The Chrysalids by John Wyndham. A sci-fi story told in the distant future, long after civilization has started to rebuild itself after an apparent nuclear holocaust. Several children in a quiet village cope with the fact that they are telepathic...but fear the repercussions of how they will be treated if their secret is discovered.
Booze and The Graduate by Charles Webb. The famous Dustin Hoffman film is extremely faithful to Webb's first novel about a young man searching to find his place in the world (and having an affair with Mrs. Robinson along the way). His 1978 novel Booze is the study of an iconoclast who feels adrift and alone in the world; it's remarkably funny and touching. Well worth seeking out.

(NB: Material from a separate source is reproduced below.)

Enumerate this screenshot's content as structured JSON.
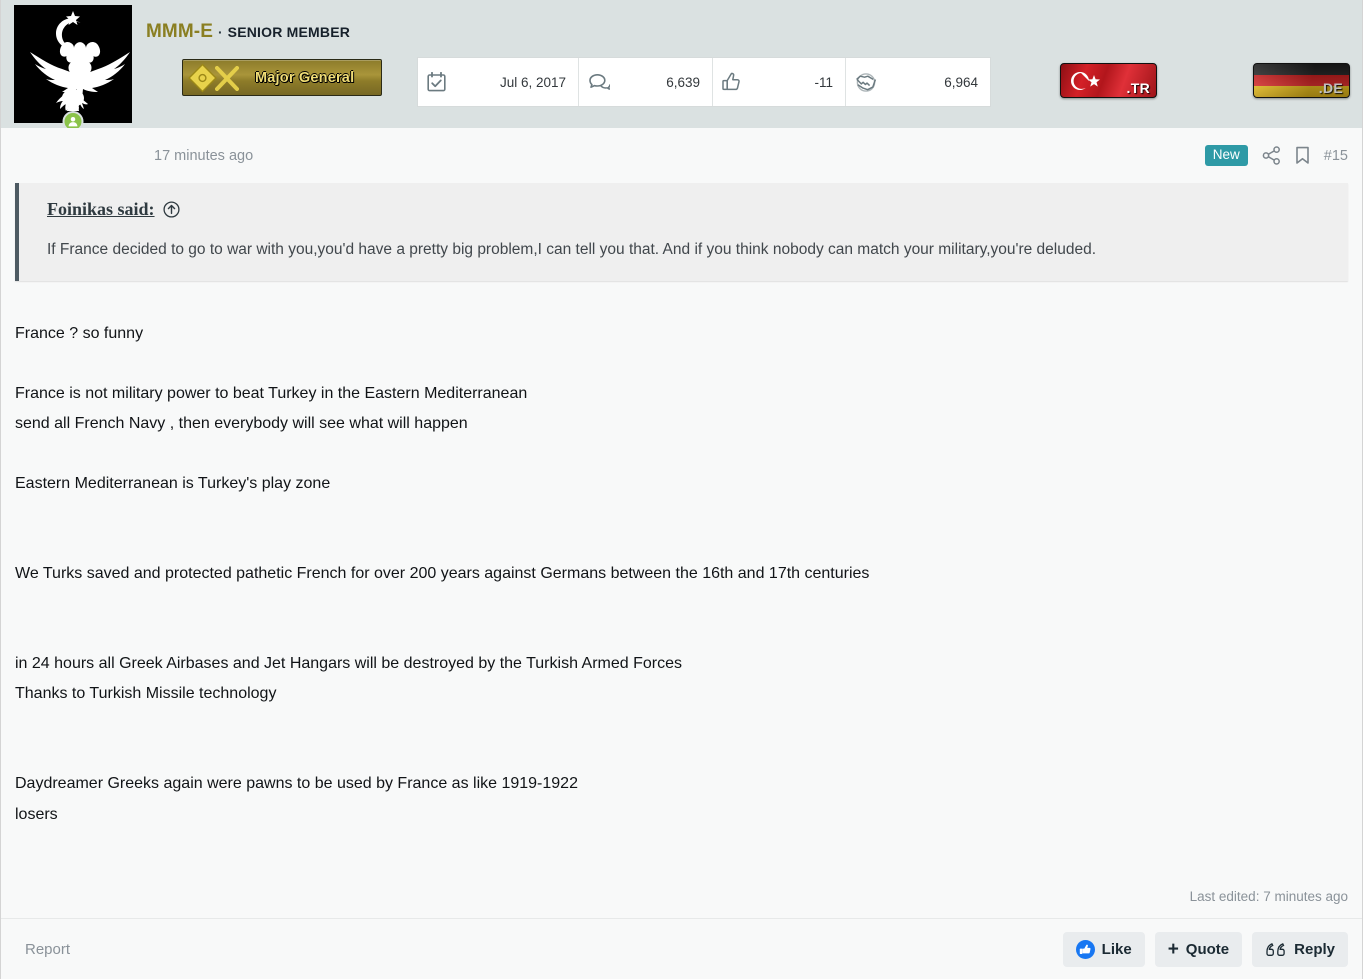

A Confederacy of Dunces by John Kennedy Toole. Published posthumously, this Pulitzer-winning novel is a comic masterpiece -- "a fantastic novel, a major achievement, a huge comc-satiric-tragic one-of-a-kind rendering of life in New Orleans," says author Walker Percy. "Crazily magnificent once-in-a-blue-moon first novel," raves Publishers Weekly. "A masterpiece of character and comedy...brilliant, relentless, delicious, perhaps even a classic," boasts Kirkus Reviews. And they're not even scratching the surface. Buy it now.

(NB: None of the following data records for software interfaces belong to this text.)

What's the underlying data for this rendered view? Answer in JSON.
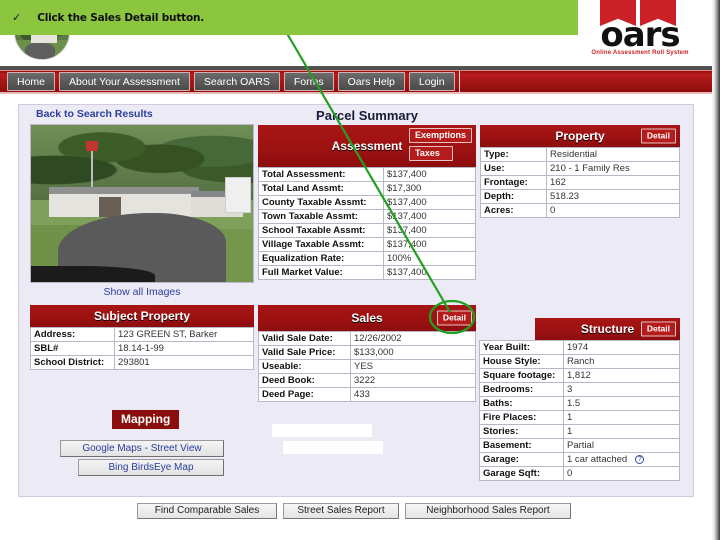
{
  "annotation": {
    "bullet": "✓",
    "text": "Click the Sales Detail button.",
    "banner_color": "#8cc63e",
    "highlight_color": "#22a022"
  },
  "logo": {
    "wordmark": "oars",
    "tagline": "Online Assessment Roll System",
    "brand_color": "#cc2027"
  },
  "nav": {
    "items": [
      {
        "label": "Home"
      },
      {
        "label": "About Your Assessment"
      },
      {
        "label": "Search OARS"
      },
      {
        "label": "Forms"
      },
      {
        "label": "Oars Help"
      },
      {
        "label": "Login"
      }
    ]
  },
  "links": {
    "back_to_search": "Back to Search Results",
    "show_all_images": "Show all Images"
  },
  "page_title": "Parcel Summary",
  "assessment": {
    "heading": "Assessment",
    "buttons": {
      "exemptions": "Exemptions",
      "taxes": "Taxes"
    },
    "rows": [
      {
        "label": "Total Assessment:",
        "value": "$137,400"
      },
      {
        "label": "Total Land Assmt:",
        "value": "$17,300"
      },
      {
        "label": "County Taxable Assmt:",
        "value": "$137,400"
      },
      {
        "label": "Town Taxable Assmt:",
        "value": "$137,400"
      },
      {
        "label": "School Taxable Assmt:",
        "value": "$137,400"
      },
      {
        "label": "Village Taxable Assmt:",
        "value": "$137,400"
      },
      {
        "label": "Equalization Rate:",
        "value": "100%"
      },
      {
        "label": "Full Market Value:",
        "value": "$137,400"
      }
    ]
  },
  "property": {
    "heading": "Property",
    "detail_label": "Detail",
    "rows": [
      {
        "label": "Type:",
        "value": "Residential"
      },
      {
        "label": "Use:",
        "value": "210 - 1 Family Res"
      },
      {
        "label": "Frontage:",
        "value": "162"
      },
      {
        "label": "Depth:",
        "value": "518.23"
      },
      {
        "label": "Acres:",
        "value": "0"
      }
    ]
  },
  "subject_property": {
    "heading": "Subject Property",
    "rows": [
      {
        "label": "Address:",
        "value": "123 GREEN ST, Barker"
      },
      {
        "label": "SBL#",
        "value": "18.14-1-99"
      },
      {
        "label": "School District:",
        "value": "293801"
      }
    ]
  },
  "sales": {
    "heading": "Sales",
    "detail_label": "Detail",
    "rows": [
      {
        "label": "Valid Sale Date:",
        "value": "12/26/2002"
      },
      {
        "label": "Valid Sale Price:",
        "value": "$133,000"
      },
      {
        "label": "Useable:",
        "value": "YES"
      },
      {
        "label": "Deed Book:",
        "value": "3222"
      },
      {
        "label": "Deed Page:",
        "value": "433"
      }
    ]
  },
  "structure": {
    "heading": "Structure",
    "detail_label": "Detail",
    "help_icon": "?",
    "rows": [
      {
        "label": "Year Built:",
        "value": "1974"
      },
      {
        "label": "House Style:",
        "value": "Ranch"
      },
      {
        "label": "Square footage:",
        "value": "1,812"
      },
      {
        "label": "Bedrooms:",
        "value": "3"
      },
      {
        "label": "Baths:",
        "value": "1.5"
      },
      {
        "label": "Fire Places:",
        "value": "1"
      },
      {
        "label": "Stories:",
        "value": "1"
      },
      {
        "label": "Basement:",
        "value": "Partial"
      },
      {
        "label": "Garage:",
        "value": "1 car attached"
      },
      {
        "label": "Garage Sqft:",
        "value": "0"
      }
    ]
  },
  "mapping": {
    "heading": "Mapping",
    "buttons": [
      {
        "label": "Google Maps - Street View"
      },
      {
        "label": "Bing BirdsEye Map"
      }
    ]
  },
  "reports": {
    "buttons": [
      {
        "label": "Find Comparable Sales"
      },
      {
        "label": "Street Sales Report"
      },
      {
        "label": "Neighborhood Sales Report"
      }
    ]
  }
}
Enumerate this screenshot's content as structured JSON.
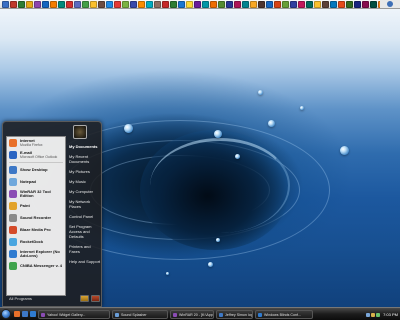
{
  "quicklaunch_icons": [
    "#3b6fc4",
    "#c0392b",
    "#2e7d32",
    "#e6a817",
    "#8e44ad",
    "#1565c0",
    "#f57c00",
    "#00897b",
    "#d32f2f",
    "#5c6bc0",
    "#43a047",
    "#fbc02d",
    "#6d4c41",
    "#1e88e5",
    "#e53935",
    "#7cb342",
    "#3949ab",
    "#fb8c00",
    "#00acc1",
    "#8d6e63",
    "#c62828",
    "#2e7d32",
    "#1976d2",
    "#fdd835",
    "#6a1b9a",
    "#0097a7",
    "#ef6c00",
    "#558b2f",
    "#283593",
    "#ad1457",
    "#00838f",
    "#f9a825",
    "#4e342e",
    "#1565c0",
    "#d84315",
    "#689f38",
    "#303f9f",
    "#c2185b",
    "#00695c",
    "#fbc02d",
    "#5d4037",
    "#0277bd",
    "#e64a19",
    "#33691e",
    "#1a237e",
    "#880e4f",
    "#004d40",
    "#f57f17",
    "#3e2723",
    "#01579b"
  ],
  "start_menu": {
    "pinned": [
      {
        "title": "Internet",
        "subtitle": "Mozilla Firefox",
        "icon": "firefox-icon",
        "color": "#e8702a"
      },
      {
        "title": "E-mail",
        "subtitle": "Microsoft Office Outlook",
        "icon": "outlook-icon",
        "color": "#2a64c2"
      }
    ],
    "recent": [
      {
        "label": "Show Desktop",
        "icon": "show-desktop-icon",
        "color": "#3d78c6"
      },
      {
        "label": "Notepad",
        "icon": "notepad-icon",
        "color": "#6fa8dc"
      },
      {
        "label": "WinRAR 32 Tool Edition",
        "icon": "winrar-icon",
        "color": "#8a4cb4"
      },
      {
        "label": "Paint",
        "icon": "paint-icon",
        "color": "#e2a22a"
      },
      {
        "label": "Sound Recorder",
        "icon": "sound-recorder-icon",
        "color": "#8a8a8a"
      },
      {
        "label": "Blaze Media Pro",
        "icon": "blaze-media-icon",
        "color": "#d44b2a"
      },
      {
        "label": "RocketDock",
        "icon": "rocketdock-icon",
        "color": "#4aa6e0"
      },
      {
        "label": "Internet Explorer (No Add-ons)",
        "icon": "ie-icon",
        "color": "#2f7bd0"
      },
      {
        "label": "CNIBA Messenger v. 4",
        "icon": "messenger-icon",
        "color": "#3fa34d"
      }
    ],
    "all_programs": "All Programs",
    "right": [
      {
        "label": "My Documents",
        "bold": true
      },
      {
        "label": "My Recent Documents",
        "bold": false
      },
      {
        "label": "My Pictures",
        "bold": false
      },
      {
        "label": "My Music",
        "bold": false
      },
      {
        "label": "My Computer",
        "bold": false
      },
      {
        "label": "My Network Places",
        "bold": false
      },
      {
        "label": "Control Panel",
        "bold": false
      },
      {
        "label": "Set Program Access and Defaults",
        "bold": false
      },
      {
        "label": "Printers and Faxes",
        "bold": false
      },
      {
        "label": "Help and Support",
        "bold": false
      }
    ]
  },
  "taskbar": {
    "buttons": [
      {
        "label": "Yahoo! Widget Gallery...",
        "color": "#8a4cb4"
      },
      {
        "label": "Sound Splasher",
        "color": "#6a9ed8"
      },
      {
        "label": "WinRAR 20 - [K:\\App...",
        "color": "#8a4cb4"
      },
      {
        "label": "Jeffrey Simon logo...",
        "color": "#3d78c6"
      },
      {
        "label": "Windows Blinds Conf...",
        "color": "#2f7bd0"
      }
    ],
    "clock": "7:03 PM"
  }
}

The Morning After by Jack B. Weiner. Absorbing, tragic story of a man's battle with alcoholism; how it destroys his family, his career and finally himself.
Danny, the Champion of the World by Roald Dahl. As a child, I adored Charlie and the Chocolate Factory. But for my money, this is Dahl's best book for children -- an adventure story filled with wonder and just a touch of naughtiness. The children I read this to as an adult were spellbound by the characters, the good vs. evil theme and the superb ending.
Insomnia, Misery and Pet Sematary by Stephen King. My three favorite novels by the master of horror and suspense.
Horton Hatches the Egg by Dr. Seuss. I meant what I said, and I said what I meant: An elephant's faithful, one hundred percent.
Little Boxes of Bewilderment by Jack Ritchie. My favorite short-story writer's best collection. Mystery tales that are straightforward and damned funny.
Up the Down Staircase by Bel Kaufman. The inner workings of a metropolitan high school are laid bare in this hilarious and touching story of a committed, idealistic teacher whose dash with school bureaucracy. The story is conveyed through a series of memos, letters, directives from the principal, comments by students, notes between teachers, and papers from desk drawers and wastebaskets, evoking a vivid picture of teachers fighting the good fight against all that stands in the way of good teaching.
Deep Thoughts by Jack Handey. The first in a series of hilarious non-sequitor collections. Makes me laugh out loud even after multiple readings.
What are your favorite books?